*** DATA LISTING

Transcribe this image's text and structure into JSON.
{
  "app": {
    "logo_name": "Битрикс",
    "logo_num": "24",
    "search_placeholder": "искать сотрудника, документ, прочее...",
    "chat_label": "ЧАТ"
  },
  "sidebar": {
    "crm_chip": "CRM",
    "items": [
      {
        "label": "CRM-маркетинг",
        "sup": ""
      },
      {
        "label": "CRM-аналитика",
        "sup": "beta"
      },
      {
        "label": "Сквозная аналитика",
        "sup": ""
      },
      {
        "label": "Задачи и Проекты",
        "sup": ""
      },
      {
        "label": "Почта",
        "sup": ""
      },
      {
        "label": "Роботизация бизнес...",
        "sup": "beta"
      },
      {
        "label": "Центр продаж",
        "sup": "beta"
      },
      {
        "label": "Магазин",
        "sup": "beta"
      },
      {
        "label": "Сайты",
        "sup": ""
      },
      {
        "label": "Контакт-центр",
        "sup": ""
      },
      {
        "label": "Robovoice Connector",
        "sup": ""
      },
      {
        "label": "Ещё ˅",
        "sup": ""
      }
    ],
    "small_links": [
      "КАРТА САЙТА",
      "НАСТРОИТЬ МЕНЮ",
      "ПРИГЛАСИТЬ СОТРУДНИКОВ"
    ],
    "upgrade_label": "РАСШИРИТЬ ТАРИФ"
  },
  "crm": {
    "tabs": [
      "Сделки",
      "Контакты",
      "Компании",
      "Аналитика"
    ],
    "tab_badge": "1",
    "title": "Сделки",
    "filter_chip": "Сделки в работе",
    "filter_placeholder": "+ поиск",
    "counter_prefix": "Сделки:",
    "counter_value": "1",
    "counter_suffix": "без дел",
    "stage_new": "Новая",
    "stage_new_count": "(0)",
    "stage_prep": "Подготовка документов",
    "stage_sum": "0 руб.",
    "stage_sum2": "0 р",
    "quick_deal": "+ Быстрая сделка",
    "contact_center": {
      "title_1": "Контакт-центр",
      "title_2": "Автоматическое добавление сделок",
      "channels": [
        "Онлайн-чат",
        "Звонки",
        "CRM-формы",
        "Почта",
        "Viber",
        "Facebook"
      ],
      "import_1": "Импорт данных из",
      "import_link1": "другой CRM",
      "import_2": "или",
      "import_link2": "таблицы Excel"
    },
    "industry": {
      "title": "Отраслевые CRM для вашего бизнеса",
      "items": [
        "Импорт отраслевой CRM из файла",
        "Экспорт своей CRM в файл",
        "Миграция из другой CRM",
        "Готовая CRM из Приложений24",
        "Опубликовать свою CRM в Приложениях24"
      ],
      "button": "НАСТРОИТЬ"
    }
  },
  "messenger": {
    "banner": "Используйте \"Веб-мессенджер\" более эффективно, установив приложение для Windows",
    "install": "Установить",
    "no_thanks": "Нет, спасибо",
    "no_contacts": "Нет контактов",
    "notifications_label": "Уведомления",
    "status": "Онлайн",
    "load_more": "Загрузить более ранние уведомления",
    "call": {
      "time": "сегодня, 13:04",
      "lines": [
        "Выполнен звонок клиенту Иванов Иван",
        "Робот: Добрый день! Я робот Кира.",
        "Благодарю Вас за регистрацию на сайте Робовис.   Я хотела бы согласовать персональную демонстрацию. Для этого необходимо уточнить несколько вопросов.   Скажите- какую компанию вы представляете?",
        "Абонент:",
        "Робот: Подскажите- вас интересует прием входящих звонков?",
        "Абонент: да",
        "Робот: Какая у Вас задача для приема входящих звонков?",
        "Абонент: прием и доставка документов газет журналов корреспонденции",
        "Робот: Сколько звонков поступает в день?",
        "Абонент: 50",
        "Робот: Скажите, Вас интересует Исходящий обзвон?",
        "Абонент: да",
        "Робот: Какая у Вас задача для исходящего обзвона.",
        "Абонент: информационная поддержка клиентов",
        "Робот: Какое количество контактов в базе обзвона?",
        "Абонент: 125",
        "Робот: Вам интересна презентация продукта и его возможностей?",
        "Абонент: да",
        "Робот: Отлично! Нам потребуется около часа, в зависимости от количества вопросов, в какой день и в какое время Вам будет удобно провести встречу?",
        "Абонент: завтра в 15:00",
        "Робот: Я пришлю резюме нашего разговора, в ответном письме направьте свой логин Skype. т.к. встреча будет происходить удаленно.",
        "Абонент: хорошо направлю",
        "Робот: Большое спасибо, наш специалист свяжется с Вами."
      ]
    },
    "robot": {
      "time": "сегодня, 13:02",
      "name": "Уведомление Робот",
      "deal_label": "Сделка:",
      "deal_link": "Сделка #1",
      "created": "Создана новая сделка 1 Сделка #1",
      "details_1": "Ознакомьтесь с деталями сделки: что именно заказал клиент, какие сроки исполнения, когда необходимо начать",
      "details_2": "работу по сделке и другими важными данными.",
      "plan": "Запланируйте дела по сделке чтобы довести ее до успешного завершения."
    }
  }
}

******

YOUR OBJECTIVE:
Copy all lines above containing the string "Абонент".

EXERCISE RESULT:
        "Абонент:",
        "Абонент: да",
        "Абонент: прием и доставка документов газет журналов корреспонденции",
        "Абонент: 50",
        "Абонент: да",
        "Абонент: информационная поддержка клиентов",
        "Абонент: 125",
        "Абонент: да",
        "Абонент: завтра в 15:00",
        "Абонент: хорошо направлю",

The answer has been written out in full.